# [Input material]
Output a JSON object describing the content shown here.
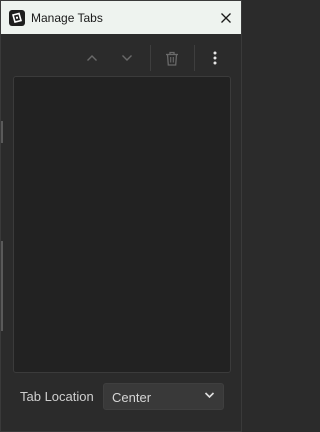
{
  "window": {
    "title": "Manage Tabs",
    "app_icon": "app-logo-icon",
    "close_icon": "close-icon"
  },
  "toolbar": {
    "buttons": [
      {
        "icon": "chevron-up-icon",
        "enabled": false
      },
      {
        "icon": "chevron-down-icon",
        "enabled": false
      },
      {
        "icon": "trash-icon",
        "enabled": false
      },
      {
        "icon": "more-vertical-icon",
        "enabled": true
      }
    ]
  },
  "tab_list": {
    "items": []
  },
  "footer": {
    "tab_location_label": "Tab Location",
    "tab_location_value": "Center",
    "chevron_icon": "chevron-down-icon"
  },
  "colors": {
    "background": "#2b2b2b",
    "titlebar": "#eef3ef",
    "list_background": "#222222",
    "disabled_icon": "#6a6a6a",
    "active_icon": "#e6e6e6"
  }
}
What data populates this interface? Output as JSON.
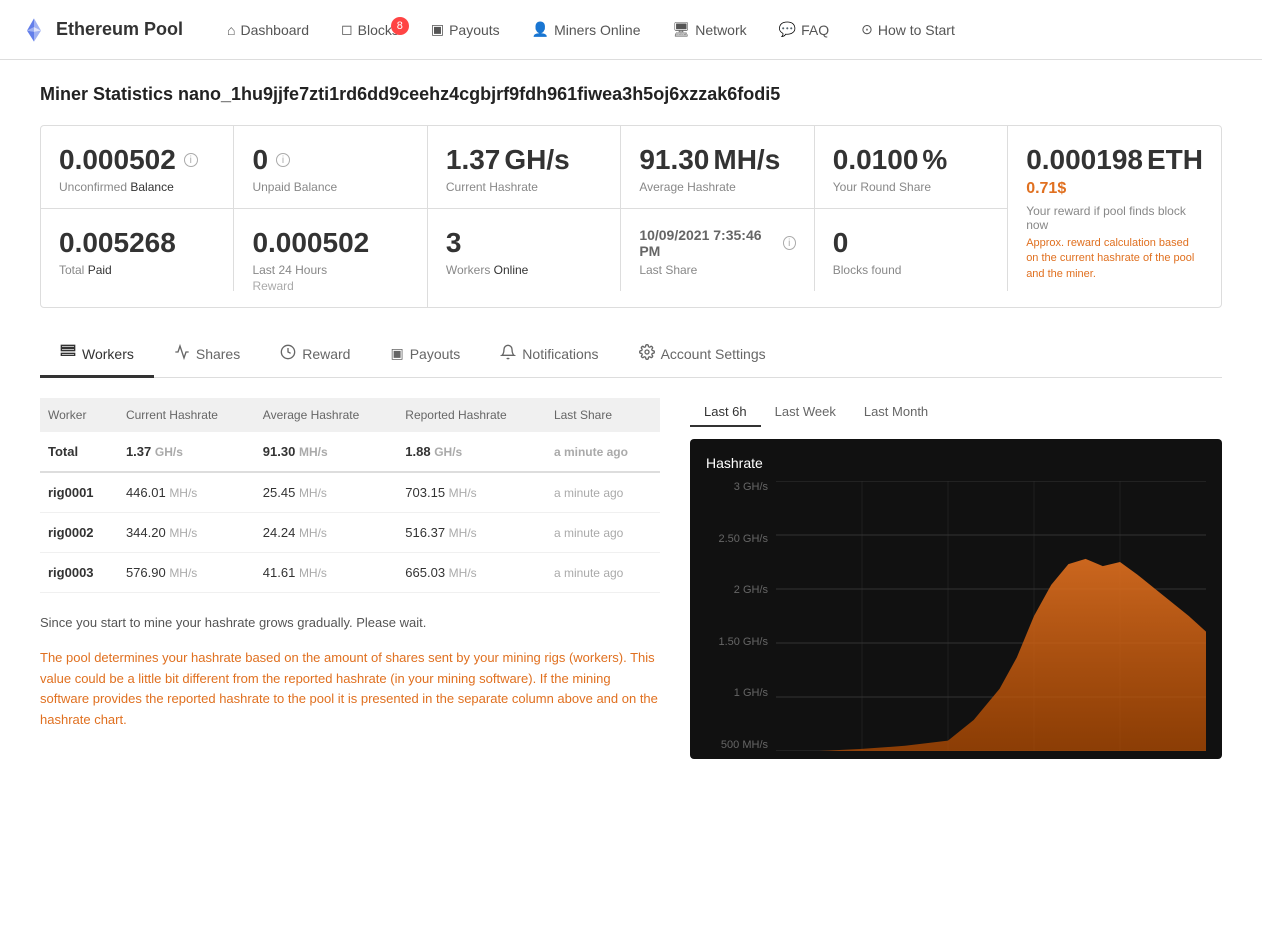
{
  "brand": {
    "name": "Ethereum Pool"
  },
  "nav": {
    "items": [
      {
        "label": "Dashboard",
        "icon": "home-icon",
        "badge": null
      },
      {
        "label": "Blocks",
        "icon": "box-icon",
        "badge": "8"
      },
      {
        "label": "Payouts",
        "icon": "payout-icon",
        "badge": null
      },
      {
        "label": "Miners Online",
        "icon": "miners-icon",
        "badge": null
      },
      {
        "label": "Network",
        "icon": "network-icon",
        "badge": null
      },
      {
        "label": "FAQ",
        "icon": "faq-icon",
        "badge": null
      },
      {
        "label": "How to Start",
        "icon": "help-icon",
        "badge": null
      }
    ]
  },
  "page": {
    "title": "Miner Statistics nano_1hu9jjfe7zti1rd6dd9ceehz4cgbjrf9fdh961fiwea3h5oj6xzzak6fodi5"
  },
  "stats": {
    "unconfirmed_value": "0.000502",
    "unconfirmed_label": "Unconfirmed",
    "unconfirmed_sublabel": "Balance",
    "unpaid_value": "0",
    "unpaid_label": "Unpaid Balance",
    "hashrate_current_value": "1.37",
    "hashrate_current_unit": "GH/s",
    "hashrate_current_label": "Current Hashrate",
    "hashrate_avg_value": "91.30",
    "hashrate_avg_unit": "MH/s",
    "hashrate_avg_label": "Average Hashrate",
    "round_share_value": "0.0100",
    "round_share_unit": "%",
    "round_share_label": "Your Round Share",
    "reward_eth_value": "0.000198",
    "reward_eth_unit": "ETH",
    "reward_usd": "0.71$",
    "reward_label": "Your reward if pool finds block now",
    "approx_text": "Approx. reward calculation based on the current hashrate of the pool and the miner.",
    "total_paid_value": "0.005268",
    "total_paid_label": "Total",
    "total_paid_sublabel": "Paid",
    "last24_value": "0.000502",
    "last24_label": "Last 24 Hours",
    "last24_sublabel": "Reward",
    "workers_online_value": "3",
    "workers_online_label": "Workers",
    "workers_online_sublabel": "Online",
    "last_share_value": "10/09/2021 7:35:46 PM",
    "last_share_label": "Last Share",
    "blocks_found_value": "0",
    "blocks_found_label": "Blocks found"
  },
  "tabs": [
    {
      "label": "Workers",
      "icon": "layers-icon",
      "active": true
    },
    {
      "label": "Shares",
      "icon": "chart-icon",
      "active": false
    },
    {
      "label": "Reward",
      "icon": "reward-icon",
      "active": false
    },
    {
      "label": "Payouts",
      "icon": "payout-tab-icon",
      "active": false
    },
    {
      "label": "Notifications",
      "icon": "bell-icon",
      "active": false
    },
    {
      "label": "Account Settings",
      "icon": "settings-icon",
      "active": false
    }
  ],
  "table": {
    "headers": [
      "Worker",
      "Current Hashrate",
      "Average Hashrate",
      "Reported Hashrate",
      "Last Share"
    ],
    "rows": [
      {
        "worker": "Total",
        "current": "1.37",
        "current_unit": "GH/s",
        "avg": "91.30",
        "avg_unit": "MH/s",
        "reported": "1.88",
        "reported_unit": "GH/s",
        "last_share": "a minute ago",
        "is_total": true
      },
      {
        "worker": "rig0001",
        "current": "446.01",
        "current_unit": "MH/s",
        "avg": "25.45",
        "avg_unit": "MH/s",
        "reported": "703.15",
        "reported_unit": "MH/s",
        "last_share": "a minute ago",
        "is_total": false
      },
      {
        "worker": "rig0002",
        "current": "344.20",
        "current_unit": "MH/s",
        "avg": "24.24",
        "avg_unit": "MH/s",
        "reported": "516.37",
        "reported_unit": "MH/s",
        "last_share": "a minute ago",
        "is_total": false
      },
      {
        "worker": "rig0003",
        "current": "576.90",
        "current_unit": "MH/s",
        "avg": "41.61",
        "avg_unit": "MH/s",
        "reported": "665.03",
        "reported_unit": "MH/s",
        "last_share": "a minute ago",
        "is_total": false
      }
    ]
  },
  "info_text": "Since you start to mine your hashrate grows gradually. Please wait.",
  "info_text_orange": "The pool determines your hashrate based on the amount of shares sent by your mining rigs (workers). This value could be a little bit different from the reported hashrate (in your mining software). If the mining software provides the reported hashrate to the pool it is presented in the separate column above and on the hashrate chart.",
  "chart": {
    "title": "Hashrate",
    "tabs": [
      "Last 6h",
      "Last Week",
      "Last Month"
    ],
    "active_tab": "Last 6h",
    "y_labels": [
      "3 GH/s",
      "2.50 GH/s",
      "2 GH/s",
      "1.50 GH/s",
      "1 GH/s",
      "500 MH/s"
    ]
  }
}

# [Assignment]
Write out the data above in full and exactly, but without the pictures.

# [Solution to this problem]
Output a JSON object describing the content shown here.
{
  "window": {
    "title": "Manage Tabs",
    "app_icon": "app-logo-icon",
    "close_icon": "close-icon"
  },
  "toolbar": {
    "buttons": [
      {
        "icon": "chevron-up-icon",
        "enabled": false
      },
      {
        "icon": "chevron-down-icon",
        "enabled": false
      },
      {
        "icon": "trash-icon",
        "enabled": false
      },
      {
        "icon": "more-vertical-icon",
        "enabled": true
      }
    ]
  },
  "tab_list": {
    "items": []
  },
  "footer": {
    "tab_location_label": "Tab Location",
    "tab_location_value": "Center",
    "chevron_icon": "chevron-down-icon"
  },
  "colors": {
    "background": "#2b2b2b",
    "titlebar": "#eef3ef",
    "list_background": "#222222",
    "disabled_icon": "#6a6a6a",
    "active_icon": "#e6e6e6"
  }
}
What data populates this interface? Output as JSON.
{
  "brand": {
    "name": "Ethereum Pool"
  },
  "nav": {
    "items": [
      {
        "label": "Dashboard",
        "icon": "home-icon",
        "badge": null
      },
      {
        "label": "Blocks",
        "icon": "box-icon",
        "badge": "8"
      },
      {
        "label": "Payouts",
        "icon": "payout-icon",
        "badge": null
      },
      {
        "label": "Miners Online",
        "icon": "miners-icon",
        "badge": null
      },
      {
        "label": "Network",
        "icon": "network-icon",
        "badge": null
      },
      {
        "label": "FAQ",
        "icon": "faq-icon",
        "badge": null
      },
      {
        "label": "How to Start",
        "icon": "help-icon",
        "badge": null
      }
    ]
  },
  "page": {
    "title": "Miner Statistics nano_1hu9jjfe7zti1rd6dd9ceehz4cgbjrf9fdh961fiwea3h5oj6xzzak6fodi5"
  },
  "stats": {
    "unconfirmed_value": "0.000502",
    "unconfirmed_label": "Unconfirmed",
    "unconfirmed_sublabel": "Balance",
    "unpaid_value": "0",
    "unpaid_label": "Unpaid Balance",
    "hashrate_current_value": "1.37",
    "hashrate_current_unit": "GH/s",
    "hashrate_current_label": "Current Hashrate",
    "hashrate_avg_value": "91.30",
    "hashrate_avg_unit": "MH/s",
    "hashrate_avg_label": "Average Hashrate",
    "round_share_value": "0.0100",
    "round_share_unit": "%",
    "round_share_label": "Your Round Share",
    "reward_eth_value": "0.000198",
    "reward_eth_unit": "ETH",
    "reward_usd": "0.71$",
    "reward_label": "Your reward if pool finds block now",
    "approx_text": "Approx. reward calculation based on the current hashrate of the pool and the miner.",
    "total_paid_value": "0.005268",
    "total_paid_label": "Total",
    "total_paid_sublabel": "Paid",
    "last24_value": "0.000502",
    "last24_label": "Last 24 Hours",
    "last24_sublabel": "Reward",
    "workers_online_value": "3",
    "workers_online_label": "Workers",
    "workers_online_sublabel": "Online",
    "last_share_value": "10/09/2021 7:35:46 PM",
    "last_share_label": "Last Share",
    "blocks_found_value": "0",
    "blocks_found_label": "Blocks found"
  },
  "tabs": [
    {
      "label": "Workers",
      "icon": "layers-icon",
      "active": true
    },
    {
      "label": "Shares",
      "icon": "chart-icon",
      "active": false
    },
    {
      "label": "Reward",
      "icon": "reward-icon",
      "active": false
    },
    {
      "label": "Payouts",
      "icon": "payout-tab-icon",
      "active": false
    },
    {
      "label": "Notifications",
      "icon": "bell-icon",
      "active": false
    },
    {
      "label": "Account Settings",
      "icon": "settings-icon",
      "active": false
    }
  ],
  "table": {
    "headers": [
      "Worker",
      "Current Hashrate",
      "Average Hashrate",
      "Reported Hashrate",
      "Last Share"
    ],
    "rows": [
      {
        "worker": "Total",
        "current": "1.37",
        "current_unit": "GH/s",
        "avg": "91.30",
        "avg_unit": "MH/s",
        "reported": "1.88",
        "reported_unit": "GH/s",
        "last_share": "a minute ago",
        "is_total": true
      },
      {
        "worker": "rig0001",
        "current": "446.01",
        "current_unit": "MH/s",
        "avg": "25.45",
        "avg_unit": "MH/s",
        "reported": "703.15",
        "reported_unit": "MH/s",
        "last_share": "a minute ago",
        "is_total": false
      },
      {
        "worker": "rig0002",
        "current": "344.20",
        "current_unit": "MH/s",
        "avg": "24.24",
        "avg_unit": "MH/s",
        "reported": "516.37",
        "reported_unit": "MH/s",
        "last_share": "a minute ago",
        "is_total": false
      },
      {
        "worker": "rig0003",
        "current": "576.90",
        "current_unit": "MH/s",
        "avg": "41.61",
        "avg_unit": "MH/s",
        "reported": "665.03",
        "reported_unit": "MH/s",
        "last_share": "a minute ago",
        "is_total": false
      }
    ]
  },
  "info_text": "Since you start to mine your hashrate grows gradually. Please wait.",
  "info_text_orange": "The pool determines your hashrate based on the amount of shares sent by your mining rigs (workers). This value could be a little bit different from the reported hashrate (in your mining software). If the mining software provides the reported hashrate to the pool it is presented in the separate column above and on the hashrate chart.",
  "chart": {
    "title": "Hashrate",
    "tabs": [
      "Last 6h",
      "Last Week",
      "Last Month"
    ],
    "active_tab": "Last 6h",
    "y_labels": [
      "3 GH/s",
      "2.50 GH/s",
      "2 GH/s",
      "1.50 GH/s",
      "1 GH/s",
      "500 MH/s"
    ]
  }
}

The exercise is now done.